Star Wars Wednesday - Star Wars Architecture


It's not often that the two things I work on most often intersect directly - architecture and Star Wars - but every so often, something will crop up. This one is pretty unique - Lucasfilm's new Singapore building bears a not so passing, ultrasleek resemblance to a certain iconic vehicle from Star Wars.

The Sandcrawler.

There are a number of cool things about this design. Obviously, it starts with the overall form of the iconic front end of the sandcrawler, and turns it into a cool, sleek, metal and glass facade. When drawing inspiration from an easily recognizable form, there is always the risk of going too far, resulting in something more akin to a copy or homage. Buildings built like giant donuts or baskets are regarded (and are) cheesy. Even famous architects pull stunts like this, with mixed results.

The sandcrawler works for me because:

  • It's a cool form in and of itself, and you need not know its original inspiration to consider it a successful building.
  • It's not a direct, slavish copy, but a sculptural take that transforms into a completely different form in from one end of the building to the other.
  • The cues from sandcrawler are abstracted, and only three are needed to complete the image: the front/bow prow, the floor raised above the ground, and a notch where the original entry ramp occurs.
  • If Lucasfilm ever moves out, the building still works for other purposes, which is more difficult to do if you have a basket for a building.

And the architecture world has taken notice with at least one award so far. You can see more here.

Of course, this actually isn't the first time the sandcrawler has inspired building designs. Check out these two and see how their translation from vehicle to building compare to the one above. The second is from a world-renowned architect.

You can see more examples of Star Wars and architecture here.

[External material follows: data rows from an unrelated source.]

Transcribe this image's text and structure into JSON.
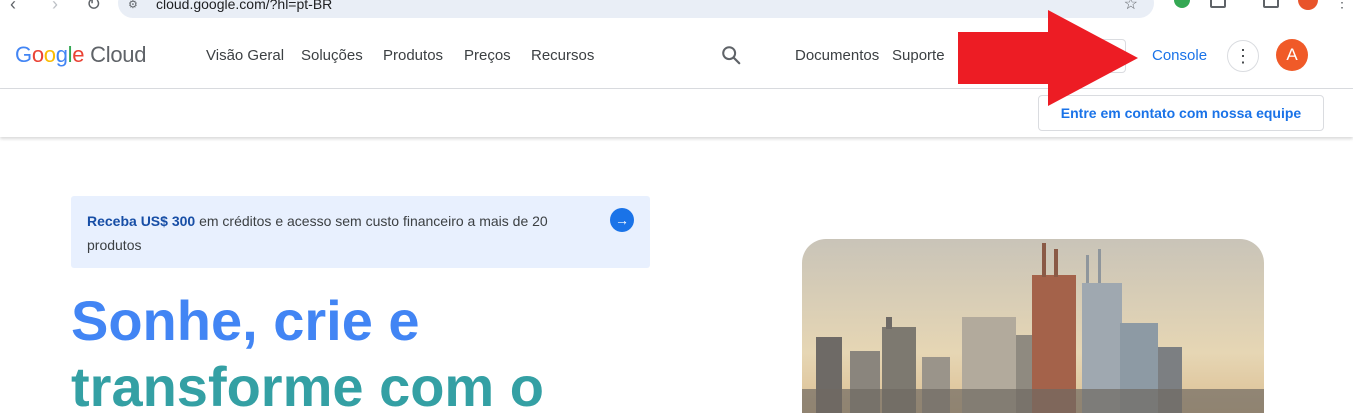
{
  "browser": {
    "url": "cloud.google.com/?hl=pt-BR",
    "nav_back": "‹",
    "nav_forward": "›",
    "nav_reload": "↻",
    "star_icon": "☆",
    "menu_icon": "⋮"
  },
  "header": {
    "logo_google": [
      "G",
      "o",
      "o",
      "g",
      "l",
      "e"
    ],
    "logo_cloud": "Cloud",
    "nav": [
      "Visão Geral",
      "Soluções",
      "Produtos",
      "Preços",
      "Recursos"
    ],
    "docs_label": "Documentos",
    "support_label": "Suporte",
    "console_label": "Console",
    "more_icon": "⋮",
    "avatar_letter": "A"
  },
  "subheader": {
    "contact_label": "Entre em contato com nossa equipe"
  },
  "promo": {
    "strong": "Receba US$ 300",
    "rest": " em créditos e acesso sem custo financeiro a mais de 20 produtos",
    "arrow_icon": "→"
  },
  "hero": {
    "line1": "Sonhe, crie e",
    "line2": "transforme com o"
  },
  "colors": {
    "accent": "#1a73e8",
    "hero_blue": "#4285f4",
    "hero_teal": "#34a0a4",
    "avatar": "#f05a28",
    "annotation_arrow": "#ed1c24"
  },
  "icons": {
    "search": "search-icon",
    "annotation": "red-arrow-icon"
  }
}
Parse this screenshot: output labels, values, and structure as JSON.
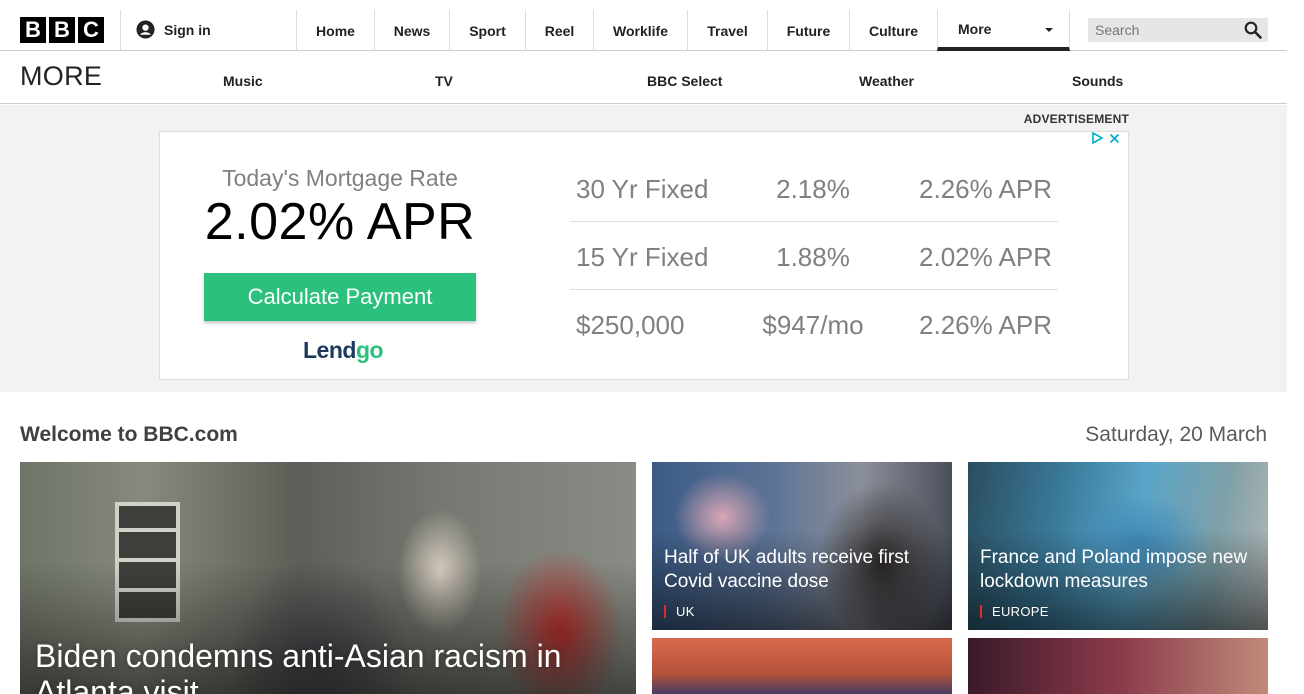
{
  "header": {
    "logo_letters": [
      "B",
      "B",
      "C"
    ],
    "sign_in": "Sign in",
    "nav": [
      "Home",
      "News",
      "Sport",
      "Reel",
      "Worklife",
      "Travel",
      "Future",
      "Culture"
    ],
    "more": "More",
    "search_placeholder": "Search"
  },
  "subnav": {
    "title": "MORE",
    "links": [
      "Music",
      "TV",
      "BBC Select",
      "Weather",
      "Sounds"
    ]
  },
  "ad": {
    "label": "ADVERTISEMENT",
    "subtitle": "Today's Mortgage Rate",
    "rate": "2.02% APR",
    "button": "Calculate Payment",
    "brand_part1": "Lend",
    "brand_part2": "go",
    "rows": [
      [
        "30 Yr Fixed",
        "2.18%",
        "2.26% APR"
      ],
      [
        "15 Yr Fixed",
        "1.88%",
        "2.02% APR"
      ],
      [
        "$250,000",
        "$947/mo",
        "2.26% APR"
      ]
    ]
  },
  "main": {
    "welcome": "Welcome to BBC.com",
    "date": "Saturday, 20 March",
    "stories": {
      "lead": {
        "headline": "Biden condemns anti-Asian racism in Atlanta visit"
      },
      "s1": {
        "headline": "Half of UK adults receive first Covid vaccine dose",
        "tag": "UK"
      },
      "s2": {
        "headline": "France and Poland impose new lockdown measures",
        "tag": "EUROPE"
      }
    }
  },
  "colors": {
    "accent": "#2bc17c",
    "tag_bar": "#e32a2a",
    "brand_dark": "#1d3a5c"
  }
}
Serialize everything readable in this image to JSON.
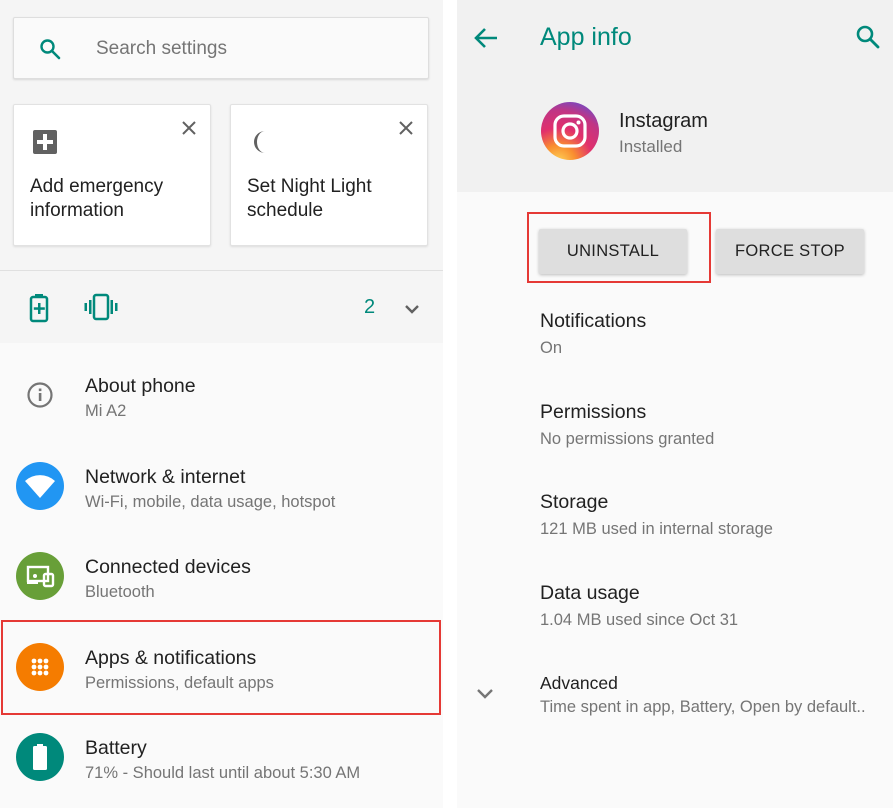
{
  "left": {
    "search": {
      "placeholder": "Search settings",
      "icon": "search-icon"
    },
    "suggestions": [
      {
        "label": "Add emergency information",
        "icon": "add-box-icon"
      },
      {
        "label": "Set Night Light schedule",
        "icon": "moon-icon"
      }
    ],
    "conditions": {
      "count": "2"
    },
    "items": [
      {
        "title": "About phone",
        "subtitle": "Mi A2",
        "icon": "info-icon",
        "color": "#757575"
      },
      {
        "title": "Network & internet",
        "subtitle": "Wi-Fi, mobile, data usage, hotspot",
        "icon": "wifi-icon",
        "color": "#2196f3"
      },
      {
        "title": "Connected devices",
        "subtitle": "Bluetooth",
        "icon": "devices-icon",
        "color": "#689f38"
      },
      {
        "title": "Apps & notifications",
        "subtitle": "Permissions, default apps",
        "icon": "apps-icon",
        "color": "#f57c00"
      },
      {
        "title": "Battery",
        "subtitle": "71% - Should last until about 5:30 AM",
        "icon": "battery-icon",
        "color": "#00897b"
      }
    ]
  },
  "right": {
    "title": "App info",
    "accent": "#00897b",
    "app": {
      "name": "Instagram",
      "status": "Installed"
    },
    "buttons": {
      "uninstall": "UNINSTALL",
      "force_stop": "FORCE STOP"
    },
    "rows": [
      {
        "title": "Notifications",
        "subtitle": "On"
      },
      {
        "title": "Permissions",
        "subtitle": "No permissions granted"
      },
      {
        "title": "Storage",
        "subtitle": "121 MB used in internal storage"
      },
      {
        "title": "Data usage",
        "subtitle": "1.04 MB used since Oct 31"
      },
      {
        "title": "Advanced",
        "subtitle": "Time spent in app, Battery, Open by default.."
      }
    ]
  },
  "highlight_color": "#e53935"
}
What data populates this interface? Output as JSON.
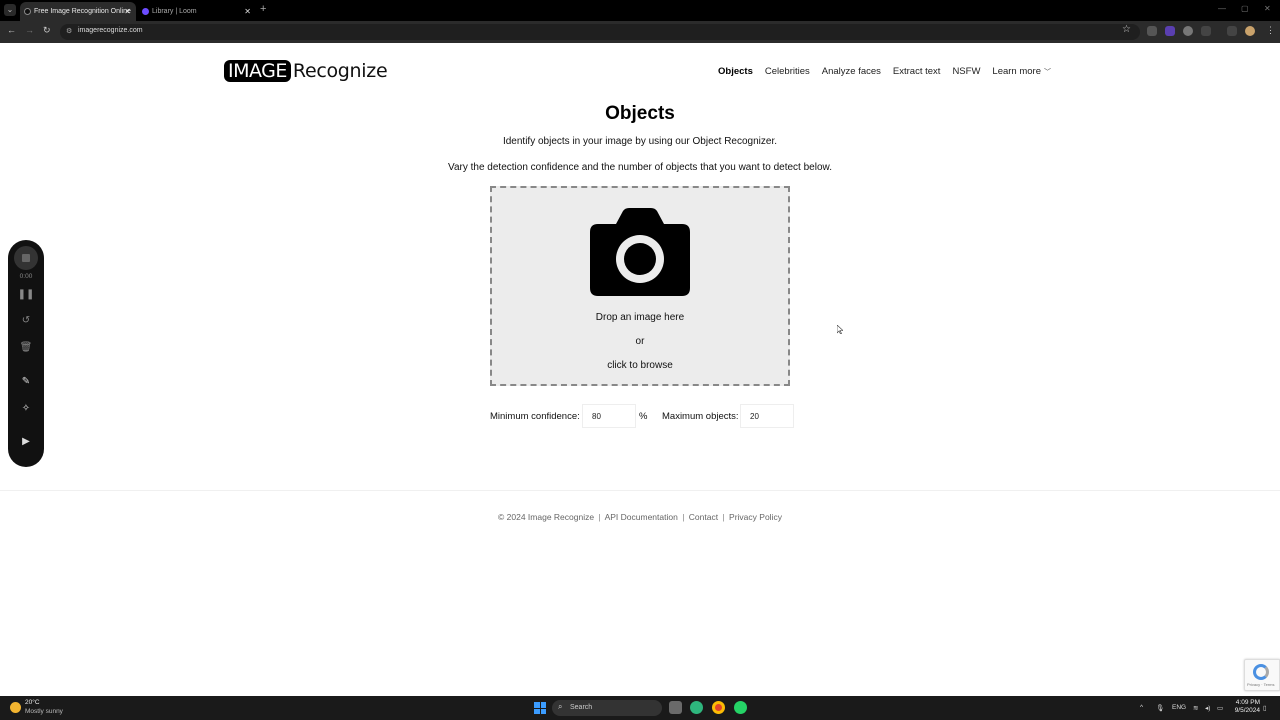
{
  "browser": {
    "tabs": [
      {
        "title": "Free Image Recognition Online",
        "active": true
      },
      {
        "title": "Library | Loom",
        "active": false
      }
    ],
    "url": "imagerecognize.com"
  },
  "site": {
    "logo_box": "IMAGE",
    "logo_text": "Recognize",
    "nav": [
      "Objects",
      "Celebrities",
      "Analyze faces",
      "Extract text",
      "NSFW",
      "Learn more"
    ],
    "active_nav": "Objects"
  },
  "main": {
    "title": "Objects",
    "description": "Identify objects in your image by using our Object Recognizer.",
    "instructions": "Vary the detection confidence and the number of objects that you want to detect below.",
    "dropzone": {
      "line1": "Drop an image here",
      "line2": "or",
      "line3": "click to browse"
    },
    "min_confidence_label": "Minimum confidence:",
    "min_confidence_value": "80",
    "percent_sign": "%",
    "max_objects_label": "Maximum objects:",
    "max_objects_value": "20"
  },
  "footer": {
    "copyright": "© 2024 Image Recognize",
    "links": [
      "API Documentation",
      "Contact",
      "Privacy Policy"
    ]
  },
  "recorder": {
    "time": "0:00"
  },
  "taskbar": {
    "weather_temp": "20°C",
    "weather_desc": "Mostly sunny",
    "search_label": "Search",
    "lang": "ENG",
    "time": "4:09 PM",
    "date": "9/5/2024"
  },
  "colors": {
    "accent": "#000000",
    "dropzone_bg": "#ececec",
    "dropzone_border": "#888888"
  }
}
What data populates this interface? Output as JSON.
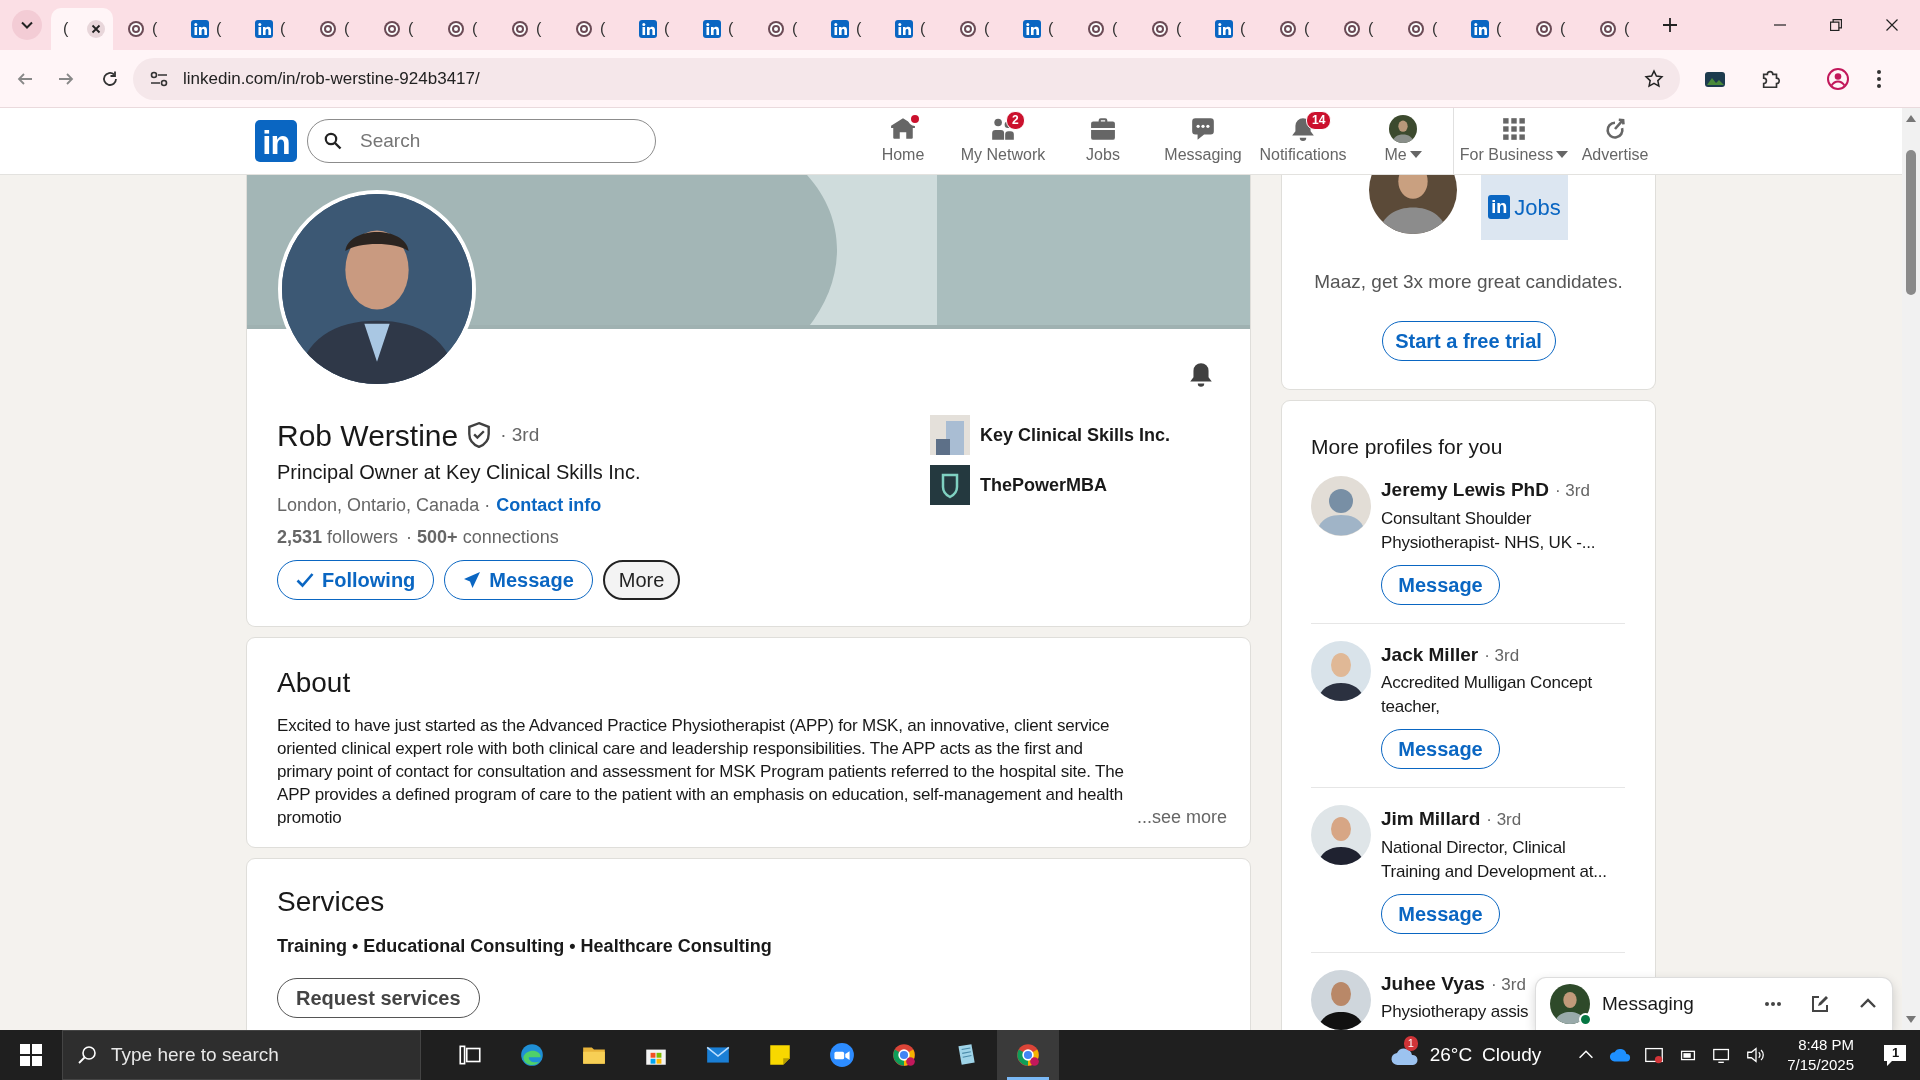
{
  "browser": {
    "tabs": [
      {
        "kind": "active",
        "label": "(",
        "selected": true
      },
      {
        "kind": "site",
        "label": "(",
        "selected": false
      },
      {
        "kind": "linkedin",
        "label": "(",
        "selected": false
      },
      {
        "kind": "linkedin",
        "label": "(",
        "selected": false
      },
      {
        "kind": "site",
        "label": "(",
        "selected": false
      },
      {
        "kind": "site",
        "label": "(",
        "selected": false
      },
      {
        "kind": "site",
        "label": "(",
        "selected": false
      },
      {
        "kind": "site",
        "label": "(",
        "selected": false
      },
      {
        "kind": "site",
        "label": "(",
        "selected": false
      },
      {
        "kind": "linkedin",
        "label": "(",
        "selected": false
      },
      {
        "kind": "linkedin",
        "label": "(",
        "selected": false
      },
      {
        "kind": "site",
        "label": "(",
        "selected": false
      },
      {
        "kind": "linkedin",
        "label": "(",
        "selected": false
      },
      {
        "kind": "linkedin",
        "label": "(",
        "selected": false
      },
      {
        "kind": "site",
        "label": "(",
        "selected": false
      },
      {
        "kind": "linkedin",
        "label": "(",
        "selected": false
      },
      {
        "kind": "site",
        "label": "(",
        "selected": false
      },
      {
        "kind": "site",
        "label": "(",
        "selected": false
      },
      {
        "kind": "linkedin",
        "label": "(",
        "selected": false
      },
      {
        "kind": "site",
        "label": "(",
        "selected": false
      },
      {
        "kind": "site",
        "label": "(",
        "selected": false
      },
      {
        "kind": "site",
        "label": "(",
        "selected": false
      },
      {
        "kind": "linkedin",
        "label": "(",
        "selected": false
      },
      {
        "kind": "site",
        "label": "(",
        "selected": false
      },
      {
        "kind": "site",
        "label": "(",
        "selected": false
      }
    ],
    "address": "linkedin.com/in/rob-werstine-924b3417/"
  },
  "site_nav": {
    "logo": "in",
    "search": {
      "placeholder": "Search"
    },
    "items": [
      {
        "kind": "home",
        "label": "Home",
        "dot": true,
        "caret": false
      },
      {
        "kind": "network",
        "label": "My Network",
        "badge": "2",
        "dot": false,
        "caret": false
      },
      {
        "kind": "jobs",
        "label": "Jobs",
        "dot": false,
        "caret": false
      },
      {
        "kind": "messaging",
        "label": "Messaging",
        "dot": false,
        "caret": false
      },
      {
        "kind": "notifications",
        "label": "Notifications",
        "badge": "14",
        "dot": false,
        "caret": false
      },
      {
        "kind": "me",
        "label": "Me",
        "dot": false,
        "caret": true
      },
      {
        "kind": "business",
        "label": "For Business",
        "dot": false,
        "caret": true
      },
      {
        "kind": "advertise",
        "label": "Advertise",
        "dot": false,
        "caret": false
      }
    ]
  },
  "profile": {
    "name": "Rob Werstine",
    "verified": true,
    "degree": "· 3rd",
    "headline": "Principal Owner at Key Clinical Skills Inc.",
    "location": "London, Ontario, Canada ·",
    "contact_link": "Contact info",
    "followers": "**2,531** followers",
    "connections": "· **500+** connections",
    "buttons": [
      {
        "kind": "following",
        "label": "Following"
      },
      {
        "kind": "message",
        "label": "Message"
      },
      {
        "kind": "more",
        "label": "More"
      }
    ],
    "companies": [
      {
        "name": "Key Clinical Skills Inc.",
        "kind": "blocks"
      },
      {
        "name": "ThePowerMBA",
        "kind": "shield"
      }
    ]
  },
  "about": {
    "title": "About",
    "text": "Excited to have just started as the Advanced Practice Physiotherapist (APP) for MSK, an innovative, client service oriented clinical expert role with both clinical care and leadership responsibilities. The APP acts as the first and primary point of contact for consultation and assessment for MSK Program patients referred to the hospital site. The APP provides a defined program of care to the patient with an emphasis on education, self-management and health promotio",
    "see_more": "...see more"
  },
  "services": {
    "title": "Services",
    "list": "Training • Educational Consulting • Healthcare Consulting",
    "button": "Request services"
  },
  "ad": {
    "logo_mark": "in",
    "logo_text": "Jobs",
    "text": "Maaz, get 3x more great candidates.",
    "button": "Start a free trial"
  },
  "more_profiles": {
    "title": "More profiles for you",
    "people": [
      {
        "name": "Jeremy Lewis PhD",
        "degree": "· 3rd",
        "headline": "Consultant Shoulder Physiotherapist- NHS, UK -...",
        "button": "Message",
        "kind": "placeholder"
      },
      {
        "name": "Jack Miller",
        "degree": "· 3rd",
        "headline": "Accredited Mulligan Concept teacher,",
        "button": "Message"
      },
      {
        "name": "Jim Millard",
        "degree": "· 3rd",
        "headline": "National Director, Clinical Training and Development at...",
        "button": "Message"
      },
      {
        "name": "Juhee Vyas",
        "degree": "· 3rd",
        "headline": "Physiotherapy assis"
      }
    ]
  },
  "messaging": {
    "title": "Messaging",
    "online": true
  },
  "taskbar": {
    "search": {
      "placeholder": "Type here to search"
    },
    "apps": [
      {
        "kind": "taskview",
        "selected": false
      },
      {
        "kind": "edge",
        "selected": false
      },
      {
        "kind": "folder",
        "selected": false
      },
      {
        "kind": "store",
        "selected": false
      },
      {
        "kind": "mail",
        "selected": false
      },
      {
        "kind": "notes",
        "selected": false
      },
      {
        "kind": "zoom",
        "selected": false
      },
      {
        "kind": "chrome",
        "selected": false
      },
      {
        "kind": "pad",
        "selected": false
      },
      {
        "kind": "chrome",
        "selected": true
      }
    ],
    "weather": {
      "alert": "1",
      "temperature": "26°C",
      "condition": "Cloudy"
    },
    "time": "8:48 PM",
    "date": "7/15/2025",
    "notifications": "1"
  }
}
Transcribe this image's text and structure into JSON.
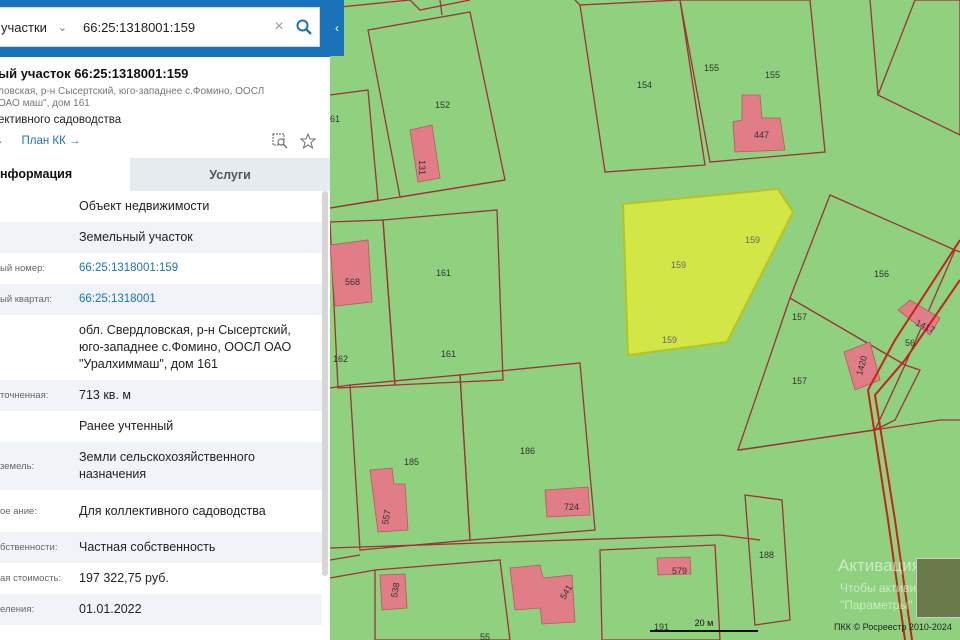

Oh, and remember a few weeks ago, I posted a bit about Star Wars: The Blueprints? See more examples of the drawings here. I'm not the only architect drawn to the product. So to speak.